Michigan State University (MSU) researchers are working on helping farmers recover their farm’s waste and turn it into energy. The energy recovered will be in the form of hydrogen and biofuels which can be used around the farm to run equipment, machinery, vehicles and supply energy to the homes.
According to MSU, “Gemma Reguera, MSU microbiologist, has developed bioelectrochemical systems known as microbial electrolysis cells, or MECs, using bacteria to breakdown and ferment agricultural waste into ethanol. Reguera’s platform is unique because it employs a second bacterium, which, when added to the mix, removes all the waste fermentation byproducts or nonethanol materials while generating electricity.
“Similar microbial fuel cells have been investigated before. However, maximum energy recoveries from corn stover, a common feedstock for biofuels, hover around 3.5 percent. Reguera’s platform, despite the energy invested in chemical pretreatment of the corn stover, averaged 35 to 40 percent energy recovery just from the fermentation process …
“…The second bacterium, Geobacter sulfurreducens, generates electricity. The electricity, however, isn’t harvested as an output. It is used to generate hydrogen in the MEC to increase the energy recovery process even more.”

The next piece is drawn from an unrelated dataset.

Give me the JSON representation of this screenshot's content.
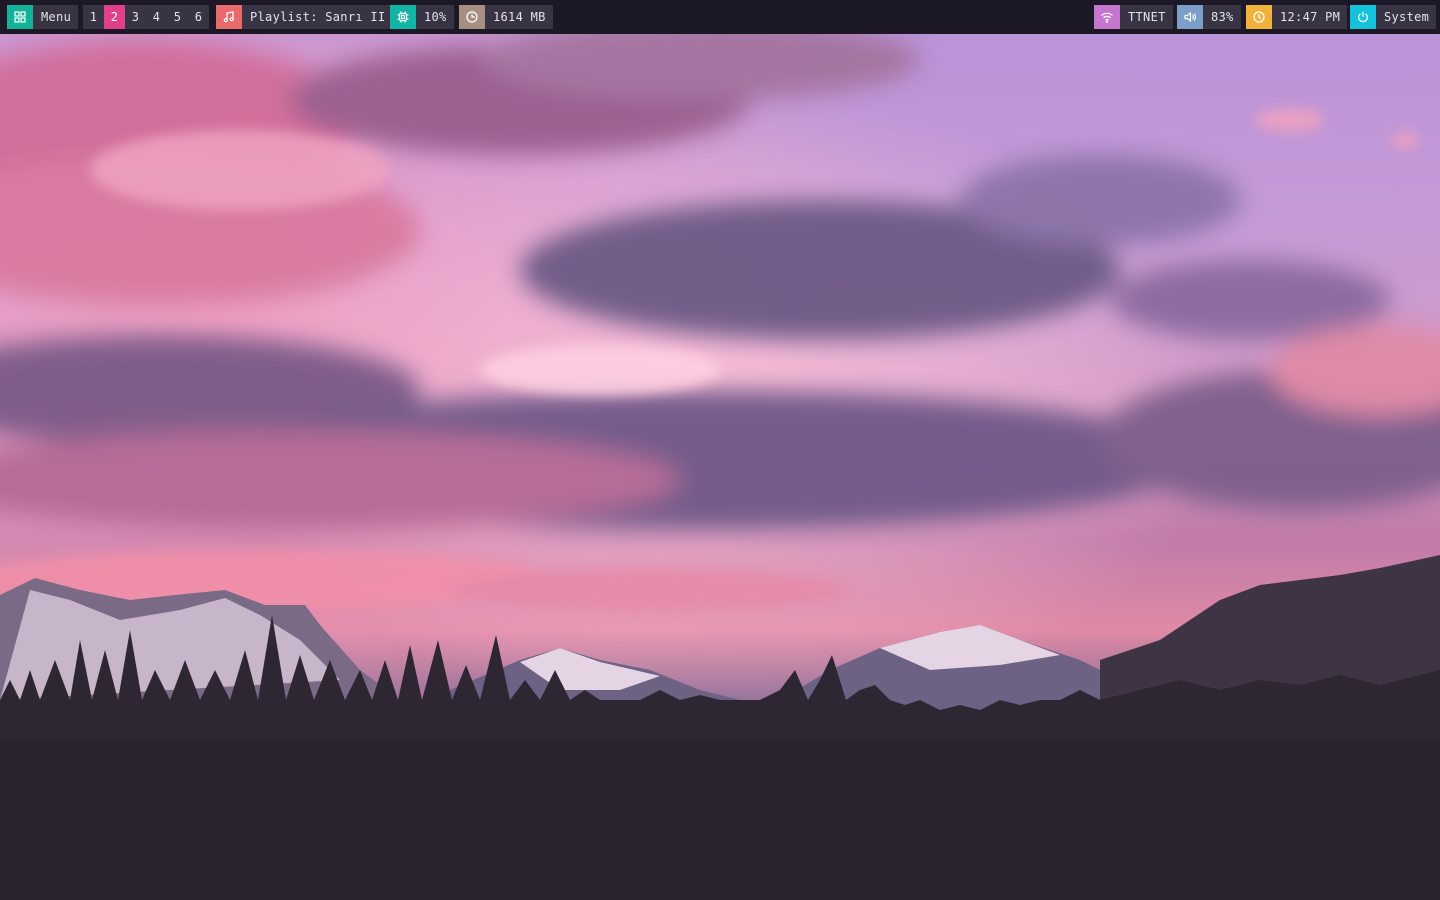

MSU goes onto say that the hydrogen recovery process brings the total energy recovery from 35 to 40 percent up to 73 percent energy recovery. The system that MSU has developed can be scaled up and decentralized across the U. S. to farms for use in composters or small silos to do two things. First, it will help recycle farm waste and second it will help create fuel for the farmers to use in their day to day operations.